ABOUT THIS EXERCISE:
Please filter the entries and return only the lines that include "JSON".

SUPPLIED RECORDS:
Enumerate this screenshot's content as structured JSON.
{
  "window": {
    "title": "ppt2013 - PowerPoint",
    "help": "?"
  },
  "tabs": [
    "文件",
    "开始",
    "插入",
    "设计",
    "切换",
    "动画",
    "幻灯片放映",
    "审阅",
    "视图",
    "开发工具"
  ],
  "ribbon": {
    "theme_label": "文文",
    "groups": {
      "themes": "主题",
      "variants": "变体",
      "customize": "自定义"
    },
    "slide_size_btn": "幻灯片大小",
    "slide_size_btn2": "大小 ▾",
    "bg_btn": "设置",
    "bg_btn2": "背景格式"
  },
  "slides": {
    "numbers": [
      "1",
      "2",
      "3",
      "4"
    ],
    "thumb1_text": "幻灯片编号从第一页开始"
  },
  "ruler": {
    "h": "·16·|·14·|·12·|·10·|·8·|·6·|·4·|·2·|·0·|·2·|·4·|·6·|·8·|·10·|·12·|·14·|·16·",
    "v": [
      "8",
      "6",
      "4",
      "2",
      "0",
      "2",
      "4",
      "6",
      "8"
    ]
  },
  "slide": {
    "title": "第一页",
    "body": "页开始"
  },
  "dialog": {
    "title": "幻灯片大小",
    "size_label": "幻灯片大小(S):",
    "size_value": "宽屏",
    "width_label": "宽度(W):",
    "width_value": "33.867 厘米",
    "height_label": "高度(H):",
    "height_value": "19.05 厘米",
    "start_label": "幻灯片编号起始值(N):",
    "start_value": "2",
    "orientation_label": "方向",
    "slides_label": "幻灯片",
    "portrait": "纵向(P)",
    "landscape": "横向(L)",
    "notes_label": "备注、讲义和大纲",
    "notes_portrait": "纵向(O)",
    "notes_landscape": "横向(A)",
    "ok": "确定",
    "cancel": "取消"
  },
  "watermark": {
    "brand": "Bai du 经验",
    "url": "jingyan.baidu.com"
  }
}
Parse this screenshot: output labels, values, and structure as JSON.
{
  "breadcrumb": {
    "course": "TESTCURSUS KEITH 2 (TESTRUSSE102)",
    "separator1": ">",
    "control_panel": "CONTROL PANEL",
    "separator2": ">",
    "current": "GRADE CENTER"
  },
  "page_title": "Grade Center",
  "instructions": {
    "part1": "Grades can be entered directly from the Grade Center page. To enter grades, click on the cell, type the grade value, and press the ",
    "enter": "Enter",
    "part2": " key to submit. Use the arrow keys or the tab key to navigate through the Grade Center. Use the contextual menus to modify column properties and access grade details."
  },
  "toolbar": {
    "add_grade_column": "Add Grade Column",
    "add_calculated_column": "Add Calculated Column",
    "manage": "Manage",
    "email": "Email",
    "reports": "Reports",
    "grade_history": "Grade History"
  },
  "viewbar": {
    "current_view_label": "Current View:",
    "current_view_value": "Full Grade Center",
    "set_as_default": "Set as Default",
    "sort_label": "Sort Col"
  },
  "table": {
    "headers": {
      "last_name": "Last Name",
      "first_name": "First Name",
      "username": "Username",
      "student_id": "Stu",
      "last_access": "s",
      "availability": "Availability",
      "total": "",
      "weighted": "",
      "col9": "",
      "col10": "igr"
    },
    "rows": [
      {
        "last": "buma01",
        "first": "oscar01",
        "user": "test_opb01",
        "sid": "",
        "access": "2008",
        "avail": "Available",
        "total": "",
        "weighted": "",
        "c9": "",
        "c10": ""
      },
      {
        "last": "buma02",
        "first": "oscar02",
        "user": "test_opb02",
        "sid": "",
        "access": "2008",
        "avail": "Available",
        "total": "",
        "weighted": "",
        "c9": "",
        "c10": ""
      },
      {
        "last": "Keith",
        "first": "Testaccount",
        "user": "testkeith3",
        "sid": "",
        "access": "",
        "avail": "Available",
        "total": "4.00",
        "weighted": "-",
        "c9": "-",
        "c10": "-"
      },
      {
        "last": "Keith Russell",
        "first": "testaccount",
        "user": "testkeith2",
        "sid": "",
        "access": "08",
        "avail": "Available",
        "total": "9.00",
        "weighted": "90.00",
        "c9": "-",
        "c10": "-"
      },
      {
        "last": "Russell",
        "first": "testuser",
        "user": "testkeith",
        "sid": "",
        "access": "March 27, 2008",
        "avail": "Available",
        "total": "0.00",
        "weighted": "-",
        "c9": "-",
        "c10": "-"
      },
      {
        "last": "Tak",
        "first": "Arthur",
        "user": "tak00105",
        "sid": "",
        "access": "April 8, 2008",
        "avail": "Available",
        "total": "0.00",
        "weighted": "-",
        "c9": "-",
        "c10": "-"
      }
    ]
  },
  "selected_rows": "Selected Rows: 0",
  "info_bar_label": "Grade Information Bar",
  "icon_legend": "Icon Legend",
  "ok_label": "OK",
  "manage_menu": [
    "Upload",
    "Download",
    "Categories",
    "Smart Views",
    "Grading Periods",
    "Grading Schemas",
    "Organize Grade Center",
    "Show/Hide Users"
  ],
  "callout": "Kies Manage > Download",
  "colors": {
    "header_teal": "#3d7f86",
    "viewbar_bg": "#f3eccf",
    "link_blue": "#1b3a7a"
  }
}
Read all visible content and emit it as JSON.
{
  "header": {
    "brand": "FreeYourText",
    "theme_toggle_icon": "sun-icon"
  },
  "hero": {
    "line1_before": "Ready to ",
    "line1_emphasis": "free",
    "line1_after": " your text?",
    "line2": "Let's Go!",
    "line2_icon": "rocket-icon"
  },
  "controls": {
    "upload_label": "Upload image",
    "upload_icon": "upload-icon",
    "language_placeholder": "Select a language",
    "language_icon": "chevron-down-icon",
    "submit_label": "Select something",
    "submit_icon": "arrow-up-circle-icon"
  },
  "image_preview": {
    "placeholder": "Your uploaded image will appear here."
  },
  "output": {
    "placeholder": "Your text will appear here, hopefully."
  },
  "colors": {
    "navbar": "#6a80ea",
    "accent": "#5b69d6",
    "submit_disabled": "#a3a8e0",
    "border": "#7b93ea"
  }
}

SOLUTION FOR THIS EXERCISE:
Enumerate this screenshot's content as structured JSON.
Parse this screenshot: output labels, values, and structure as JSON.
Read all visible content and emit it as JSON.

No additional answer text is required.